And because of that reason, and the poor writing and unfortunately poor direction by Reitman makes a lot of the moments in the film that could be really unique feels boring and tedious. The idea of a film taking place on Draft Day is a really great idea, and if you had an Aaron Sorkin write the film like he did with Moneyball, and you have a director that knows the material, this could have been something special. This friend made a great point that Ivan’s son, Jason Reitman should have made this film. I think that Reitman could have written and directed a film similar to his directorial debut Thank You For Smoking, where the film is a satirized take on this one day. It would still have its serious moments, but Jason Reitman can write dialogue and fascinating characters, and these writers and unfortunately Ivan Reitman can’t. It pains me that I didn’t like this film because I wanted to so much to enjoy this film, but as a football fan, it’s not a complete slap in the face, but it’s close to that.
However, there is a bit of a silver lining to this film, but nothing enough to save the film. Costner is great in the film, as he always is, and there are some pretty good supporting turns from Dennis Leary as the head coach of the Browns, Frank Langella as the Browns’ owner, and Ellen Burstyn makes an appearance as Costner’s mother. And while the first two acts of the film are pretty mediocre, the third act is when the film decides to finally wake up from the sleep walk it’s had for the past hour. This is when the draft begins, and the Browns and the other teams are on the clock. It’s an electrifying third act, and this should have been the film that I was watching the entire time. I was sitting in my seat just screaming in my head what I just told you. It could have made for some pretty exciting and unique cinema for the spring, but unfortunately it’s just the last 30 minutes of the film, while everything behind it is heavily saturated and bland.

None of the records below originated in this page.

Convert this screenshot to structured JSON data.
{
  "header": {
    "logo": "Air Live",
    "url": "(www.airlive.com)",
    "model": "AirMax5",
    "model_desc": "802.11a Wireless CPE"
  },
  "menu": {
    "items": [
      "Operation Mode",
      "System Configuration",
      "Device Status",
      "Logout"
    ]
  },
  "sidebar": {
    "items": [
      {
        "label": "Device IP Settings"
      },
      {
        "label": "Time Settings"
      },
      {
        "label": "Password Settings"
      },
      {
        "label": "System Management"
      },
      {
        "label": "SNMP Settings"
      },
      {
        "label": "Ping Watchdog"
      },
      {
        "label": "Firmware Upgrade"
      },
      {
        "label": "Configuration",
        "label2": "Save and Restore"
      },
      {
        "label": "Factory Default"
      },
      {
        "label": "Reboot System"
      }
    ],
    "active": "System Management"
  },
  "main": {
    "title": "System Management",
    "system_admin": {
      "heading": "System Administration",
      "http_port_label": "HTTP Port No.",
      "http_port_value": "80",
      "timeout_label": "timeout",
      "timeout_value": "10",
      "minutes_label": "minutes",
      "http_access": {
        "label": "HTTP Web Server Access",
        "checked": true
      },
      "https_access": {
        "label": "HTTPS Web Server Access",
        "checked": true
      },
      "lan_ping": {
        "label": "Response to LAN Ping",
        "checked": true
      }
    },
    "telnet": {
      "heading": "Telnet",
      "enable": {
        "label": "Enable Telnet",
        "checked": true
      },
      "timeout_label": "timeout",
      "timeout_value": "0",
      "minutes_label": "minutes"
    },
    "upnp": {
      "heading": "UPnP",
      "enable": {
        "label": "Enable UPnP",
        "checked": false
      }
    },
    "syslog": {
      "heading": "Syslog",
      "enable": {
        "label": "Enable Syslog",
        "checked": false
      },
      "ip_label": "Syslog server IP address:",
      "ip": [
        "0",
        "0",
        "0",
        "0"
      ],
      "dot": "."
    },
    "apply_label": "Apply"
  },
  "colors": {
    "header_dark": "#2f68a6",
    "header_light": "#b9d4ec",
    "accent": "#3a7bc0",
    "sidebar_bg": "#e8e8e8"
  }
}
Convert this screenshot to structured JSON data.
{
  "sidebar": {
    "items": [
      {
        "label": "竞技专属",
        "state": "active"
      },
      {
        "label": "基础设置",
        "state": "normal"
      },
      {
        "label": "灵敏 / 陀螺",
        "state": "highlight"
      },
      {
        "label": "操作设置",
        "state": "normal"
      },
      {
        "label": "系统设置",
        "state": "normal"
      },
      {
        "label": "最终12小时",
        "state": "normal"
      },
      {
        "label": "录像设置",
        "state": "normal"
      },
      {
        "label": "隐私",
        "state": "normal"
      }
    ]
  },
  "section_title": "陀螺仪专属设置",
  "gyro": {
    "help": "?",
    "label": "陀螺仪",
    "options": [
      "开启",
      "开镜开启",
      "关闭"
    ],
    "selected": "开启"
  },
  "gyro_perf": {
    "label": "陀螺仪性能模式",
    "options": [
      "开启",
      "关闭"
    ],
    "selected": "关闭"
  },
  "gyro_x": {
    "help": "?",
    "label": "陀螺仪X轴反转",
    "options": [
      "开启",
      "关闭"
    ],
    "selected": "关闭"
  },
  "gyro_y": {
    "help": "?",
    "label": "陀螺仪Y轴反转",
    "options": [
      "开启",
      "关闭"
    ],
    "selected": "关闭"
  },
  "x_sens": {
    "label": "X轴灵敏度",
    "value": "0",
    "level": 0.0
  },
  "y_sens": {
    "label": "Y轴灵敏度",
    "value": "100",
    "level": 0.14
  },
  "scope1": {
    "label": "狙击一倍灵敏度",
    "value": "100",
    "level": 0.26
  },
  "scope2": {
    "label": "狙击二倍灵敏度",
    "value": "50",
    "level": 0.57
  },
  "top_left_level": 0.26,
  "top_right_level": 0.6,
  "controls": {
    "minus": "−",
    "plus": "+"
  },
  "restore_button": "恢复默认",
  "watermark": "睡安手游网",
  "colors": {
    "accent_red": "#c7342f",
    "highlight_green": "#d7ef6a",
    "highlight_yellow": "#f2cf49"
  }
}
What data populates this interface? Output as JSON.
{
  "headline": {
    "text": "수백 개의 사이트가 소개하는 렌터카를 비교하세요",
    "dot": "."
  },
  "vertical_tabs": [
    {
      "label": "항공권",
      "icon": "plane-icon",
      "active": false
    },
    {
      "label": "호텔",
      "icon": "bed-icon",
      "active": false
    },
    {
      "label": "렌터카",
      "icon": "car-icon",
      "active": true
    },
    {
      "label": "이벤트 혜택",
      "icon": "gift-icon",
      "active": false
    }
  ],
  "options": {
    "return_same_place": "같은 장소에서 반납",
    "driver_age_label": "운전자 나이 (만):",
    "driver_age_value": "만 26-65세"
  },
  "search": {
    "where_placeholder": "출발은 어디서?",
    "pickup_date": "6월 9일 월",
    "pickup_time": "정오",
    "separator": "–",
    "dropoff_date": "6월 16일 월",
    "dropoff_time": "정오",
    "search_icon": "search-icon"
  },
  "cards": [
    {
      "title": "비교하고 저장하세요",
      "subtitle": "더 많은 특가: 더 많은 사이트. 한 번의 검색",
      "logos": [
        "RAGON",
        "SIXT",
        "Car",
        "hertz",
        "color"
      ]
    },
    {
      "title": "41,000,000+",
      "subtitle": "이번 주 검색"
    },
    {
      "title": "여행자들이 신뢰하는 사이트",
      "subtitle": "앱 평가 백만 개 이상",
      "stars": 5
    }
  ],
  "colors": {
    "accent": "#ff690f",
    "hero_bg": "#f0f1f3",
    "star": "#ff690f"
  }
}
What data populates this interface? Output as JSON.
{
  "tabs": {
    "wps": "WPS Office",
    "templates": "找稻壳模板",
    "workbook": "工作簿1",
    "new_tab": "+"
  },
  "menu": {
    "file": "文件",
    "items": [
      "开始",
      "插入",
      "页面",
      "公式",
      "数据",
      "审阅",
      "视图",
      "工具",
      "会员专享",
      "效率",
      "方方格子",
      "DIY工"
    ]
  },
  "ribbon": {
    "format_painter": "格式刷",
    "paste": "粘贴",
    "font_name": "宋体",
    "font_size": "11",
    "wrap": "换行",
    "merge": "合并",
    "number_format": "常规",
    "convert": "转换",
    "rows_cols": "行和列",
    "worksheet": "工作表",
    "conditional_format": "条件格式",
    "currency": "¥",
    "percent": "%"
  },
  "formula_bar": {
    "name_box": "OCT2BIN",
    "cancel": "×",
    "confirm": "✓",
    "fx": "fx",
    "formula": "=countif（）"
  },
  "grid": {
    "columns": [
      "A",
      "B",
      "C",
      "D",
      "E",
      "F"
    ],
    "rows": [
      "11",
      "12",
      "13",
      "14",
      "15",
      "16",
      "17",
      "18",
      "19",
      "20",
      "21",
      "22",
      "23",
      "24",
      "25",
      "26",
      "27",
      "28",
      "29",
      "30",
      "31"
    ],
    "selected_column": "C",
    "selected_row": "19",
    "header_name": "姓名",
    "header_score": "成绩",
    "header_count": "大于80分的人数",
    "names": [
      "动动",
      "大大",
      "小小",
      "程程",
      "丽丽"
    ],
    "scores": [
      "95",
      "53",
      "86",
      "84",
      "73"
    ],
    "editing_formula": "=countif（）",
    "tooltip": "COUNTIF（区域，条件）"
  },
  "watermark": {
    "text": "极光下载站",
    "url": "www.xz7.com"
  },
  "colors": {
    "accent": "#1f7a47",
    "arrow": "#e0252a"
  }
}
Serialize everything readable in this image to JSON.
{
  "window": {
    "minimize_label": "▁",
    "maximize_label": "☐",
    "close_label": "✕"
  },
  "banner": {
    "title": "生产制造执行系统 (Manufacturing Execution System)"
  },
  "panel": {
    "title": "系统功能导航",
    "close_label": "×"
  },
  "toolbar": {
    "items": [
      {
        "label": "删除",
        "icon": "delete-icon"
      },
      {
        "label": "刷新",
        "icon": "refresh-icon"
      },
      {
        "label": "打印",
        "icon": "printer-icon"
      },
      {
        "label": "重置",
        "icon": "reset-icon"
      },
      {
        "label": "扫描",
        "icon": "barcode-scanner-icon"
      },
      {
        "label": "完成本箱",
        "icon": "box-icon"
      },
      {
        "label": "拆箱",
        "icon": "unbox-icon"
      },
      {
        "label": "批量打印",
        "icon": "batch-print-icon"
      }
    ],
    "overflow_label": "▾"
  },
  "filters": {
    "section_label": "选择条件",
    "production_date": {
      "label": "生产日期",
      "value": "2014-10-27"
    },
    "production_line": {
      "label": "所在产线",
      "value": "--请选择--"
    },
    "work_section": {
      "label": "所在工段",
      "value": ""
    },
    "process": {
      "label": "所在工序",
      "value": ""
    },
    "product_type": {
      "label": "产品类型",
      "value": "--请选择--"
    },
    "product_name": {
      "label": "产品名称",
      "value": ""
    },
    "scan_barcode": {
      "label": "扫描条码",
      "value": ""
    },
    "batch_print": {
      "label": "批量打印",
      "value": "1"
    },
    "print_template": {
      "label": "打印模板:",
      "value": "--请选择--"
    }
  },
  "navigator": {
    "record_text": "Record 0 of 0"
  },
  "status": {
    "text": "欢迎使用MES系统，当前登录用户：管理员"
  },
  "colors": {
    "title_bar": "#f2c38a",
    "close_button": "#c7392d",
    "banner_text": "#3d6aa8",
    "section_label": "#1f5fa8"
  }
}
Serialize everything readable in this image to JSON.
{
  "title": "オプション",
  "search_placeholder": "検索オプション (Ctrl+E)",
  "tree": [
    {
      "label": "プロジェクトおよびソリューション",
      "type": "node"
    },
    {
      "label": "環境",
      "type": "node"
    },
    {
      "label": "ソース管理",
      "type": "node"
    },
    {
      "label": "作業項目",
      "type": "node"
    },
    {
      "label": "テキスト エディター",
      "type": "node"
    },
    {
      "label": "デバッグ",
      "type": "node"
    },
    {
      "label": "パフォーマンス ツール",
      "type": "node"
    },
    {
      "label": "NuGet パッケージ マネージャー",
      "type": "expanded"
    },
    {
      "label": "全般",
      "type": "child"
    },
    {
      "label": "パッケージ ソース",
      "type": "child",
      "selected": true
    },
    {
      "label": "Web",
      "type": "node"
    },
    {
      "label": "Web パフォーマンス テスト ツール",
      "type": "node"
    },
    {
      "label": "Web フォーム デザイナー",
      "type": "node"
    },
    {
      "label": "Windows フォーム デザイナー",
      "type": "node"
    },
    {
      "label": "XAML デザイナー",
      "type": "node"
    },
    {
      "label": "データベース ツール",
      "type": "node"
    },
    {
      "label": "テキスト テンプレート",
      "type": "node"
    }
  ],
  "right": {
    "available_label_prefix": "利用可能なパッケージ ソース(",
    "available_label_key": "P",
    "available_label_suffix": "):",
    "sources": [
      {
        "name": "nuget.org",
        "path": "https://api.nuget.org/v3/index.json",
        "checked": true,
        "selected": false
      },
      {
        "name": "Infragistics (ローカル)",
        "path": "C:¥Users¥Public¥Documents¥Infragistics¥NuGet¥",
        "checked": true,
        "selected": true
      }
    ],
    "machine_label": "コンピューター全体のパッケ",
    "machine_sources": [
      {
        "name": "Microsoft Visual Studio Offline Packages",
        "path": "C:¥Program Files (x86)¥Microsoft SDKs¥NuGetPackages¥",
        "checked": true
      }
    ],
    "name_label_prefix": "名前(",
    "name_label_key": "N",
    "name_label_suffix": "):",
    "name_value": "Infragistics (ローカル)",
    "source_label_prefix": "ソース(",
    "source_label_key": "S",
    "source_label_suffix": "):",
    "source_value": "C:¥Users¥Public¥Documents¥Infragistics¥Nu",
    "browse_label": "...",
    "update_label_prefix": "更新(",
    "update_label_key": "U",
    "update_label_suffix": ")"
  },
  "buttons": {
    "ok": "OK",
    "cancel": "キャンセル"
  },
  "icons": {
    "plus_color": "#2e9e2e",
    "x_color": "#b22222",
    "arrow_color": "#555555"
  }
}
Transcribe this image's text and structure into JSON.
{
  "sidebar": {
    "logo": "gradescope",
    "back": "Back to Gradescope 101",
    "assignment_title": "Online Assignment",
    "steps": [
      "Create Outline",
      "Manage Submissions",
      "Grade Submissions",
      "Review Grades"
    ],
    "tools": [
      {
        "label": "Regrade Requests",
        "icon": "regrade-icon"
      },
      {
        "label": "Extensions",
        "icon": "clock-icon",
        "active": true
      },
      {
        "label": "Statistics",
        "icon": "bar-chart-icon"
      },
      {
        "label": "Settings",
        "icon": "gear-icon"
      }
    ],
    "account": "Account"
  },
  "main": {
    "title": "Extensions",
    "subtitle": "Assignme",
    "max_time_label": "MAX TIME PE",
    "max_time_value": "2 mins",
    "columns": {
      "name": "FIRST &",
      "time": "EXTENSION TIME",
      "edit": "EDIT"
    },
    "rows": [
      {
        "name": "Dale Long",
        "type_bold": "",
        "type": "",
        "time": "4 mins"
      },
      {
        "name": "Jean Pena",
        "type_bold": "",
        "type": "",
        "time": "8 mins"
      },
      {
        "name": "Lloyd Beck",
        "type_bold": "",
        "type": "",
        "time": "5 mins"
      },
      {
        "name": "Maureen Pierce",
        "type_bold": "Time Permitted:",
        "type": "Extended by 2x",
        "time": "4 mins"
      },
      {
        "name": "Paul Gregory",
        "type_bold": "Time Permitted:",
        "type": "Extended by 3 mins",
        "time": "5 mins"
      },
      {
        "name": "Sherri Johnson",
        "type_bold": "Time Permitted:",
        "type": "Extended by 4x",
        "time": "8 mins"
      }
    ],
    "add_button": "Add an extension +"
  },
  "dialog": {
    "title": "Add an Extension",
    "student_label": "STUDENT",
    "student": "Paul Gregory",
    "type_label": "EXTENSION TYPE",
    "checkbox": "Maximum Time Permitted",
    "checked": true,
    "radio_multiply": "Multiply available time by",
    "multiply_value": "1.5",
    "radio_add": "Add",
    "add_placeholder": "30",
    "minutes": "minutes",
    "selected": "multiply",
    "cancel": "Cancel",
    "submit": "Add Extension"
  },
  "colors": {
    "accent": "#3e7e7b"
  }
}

So while those last 30 minutes are pretty damn good, Draft Day is a mess. I really wanted to like and enjoy this film, but the film takes the safe route, and it’s a really disappointing and forgettable film-going experience that could have been something really special, like Moneyball. If you really want to see the film, don’t bother at the theater, if it shows up on HBO or whatever in the near future, I guess you could watch it then, but you’d be wasting your time to be honest. Another thing I forgot to mention as a memorable part of the film is Chadwick Boseman’s performance. He was one of the best parts of the film, and I hope that this guy could become one of the great actors of our time. Last year he had a terrific debut performance as Jackie Robinson in 42, and later this year he will play James Brown in the upcoming biopic Get on Up, which is one of my most anticipated for the summer. Hopefully that film will be a lot better than the film I saw today.